====== INFORMATION PROVIDED
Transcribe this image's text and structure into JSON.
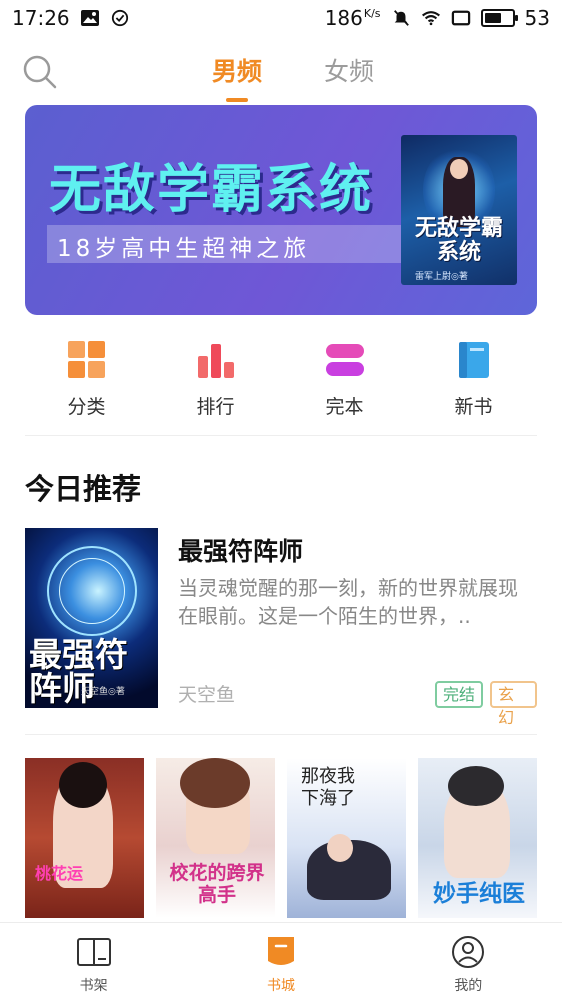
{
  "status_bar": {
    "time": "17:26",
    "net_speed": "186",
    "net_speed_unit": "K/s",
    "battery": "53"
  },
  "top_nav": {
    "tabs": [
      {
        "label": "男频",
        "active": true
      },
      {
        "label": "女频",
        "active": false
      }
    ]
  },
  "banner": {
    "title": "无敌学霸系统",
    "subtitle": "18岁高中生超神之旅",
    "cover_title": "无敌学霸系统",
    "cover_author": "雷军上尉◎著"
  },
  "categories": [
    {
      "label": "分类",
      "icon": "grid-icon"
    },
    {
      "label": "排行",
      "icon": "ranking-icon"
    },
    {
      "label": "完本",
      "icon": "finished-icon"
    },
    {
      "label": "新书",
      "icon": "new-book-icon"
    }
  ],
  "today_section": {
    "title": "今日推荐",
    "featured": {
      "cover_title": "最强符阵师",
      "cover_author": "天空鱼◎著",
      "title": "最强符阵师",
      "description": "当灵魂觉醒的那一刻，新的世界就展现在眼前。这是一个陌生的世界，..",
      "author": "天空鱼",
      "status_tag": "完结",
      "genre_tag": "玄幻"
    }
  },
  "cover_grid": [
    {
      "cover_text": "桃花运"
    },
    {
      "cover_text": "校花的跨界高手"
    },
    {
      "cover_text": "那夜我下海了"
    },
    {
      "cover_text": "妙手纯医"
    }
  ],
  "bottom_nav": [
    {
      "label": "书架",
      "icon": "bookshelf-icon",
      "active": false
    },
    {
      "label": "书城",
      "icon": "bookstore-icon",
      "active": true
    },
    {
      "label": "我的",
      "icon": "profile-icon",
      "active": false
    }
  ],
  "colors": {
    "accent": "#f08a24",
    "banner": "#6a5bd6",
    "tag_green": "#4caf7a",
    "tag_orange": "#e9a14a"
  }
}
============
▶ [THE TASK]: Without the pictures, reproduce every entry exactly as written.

▶ [RESPONSE TO THE TASK]:
Transcribe this image's text and structure into JSON.
{
  "status_bar": {
    "time": "17:26",
    "net_speed": "186",
    "net_speed_unit": "K/s",
    "battery": "53"
  },
  "top_nav": {
    "tabs": [
      {
        "label": "男频",
        "active": true
      },
      {
        "label": "女频",
        "active": false
      }
    ]
  },
  "banner": {
    "title": "无敌学霸系统",
    "subtitle": "18岁高中生超神之旅",
    "cover_title": "无敌学霸系统",
    "cover_author": "雷军上尉◎著"
  },
  "categories": [
    {
      "label": "分类",
      "icon": "grid-icon"
    },
    {
      "label": "排行",
      "icon": "ranking-icon"
    },
    {
      "label": "完本",
      "icon": "finished-icon"
    },
    {
      "label": "新书",
      "icon": "new-book-icon"
    }
  ],
  "today_section": {
    "title": "今日推荐",
    "featured": {
      "cover_title": "最强符阵师",
      "cover_author": "天空鱼◎著",
      "title": "最强符阵师",
      "description": "当灵魂觉醒的那一刻，新的世界就展现在眼前。这是一个陌生的世界，..",
      "author": "天空鱼",
      "status_tag": "完结",
      "genre_tag": "玄幻"
    }
  },
  "cover_grid": [
    {
      "cover_text": "桃花运"
    },
    {
      "cover_text": "校花的跨界高手"
    },
    {
      "cover_text": "那夜我下海了"
    },
    {
      "cover_text": "妙手纯医"
    }
  ],
  "bottom_nav": [
    {
      "label": "书架",
      "icon": "bookshelf-icon",
      "active": false
    },
    {
      "label": "书城",
      "icon": "bookstore-icon",
      "active": true
    },
    {
      "label": "我的",
      "icon": "profile-icon",
      "active": false
    }
  ],
  "colors": {
    "accent": "#f08a24",
    "banner": "#6a5bd6",
    "tag_green": "#4caf7a",
    "tag_orange": "#e9a14a"
  }
}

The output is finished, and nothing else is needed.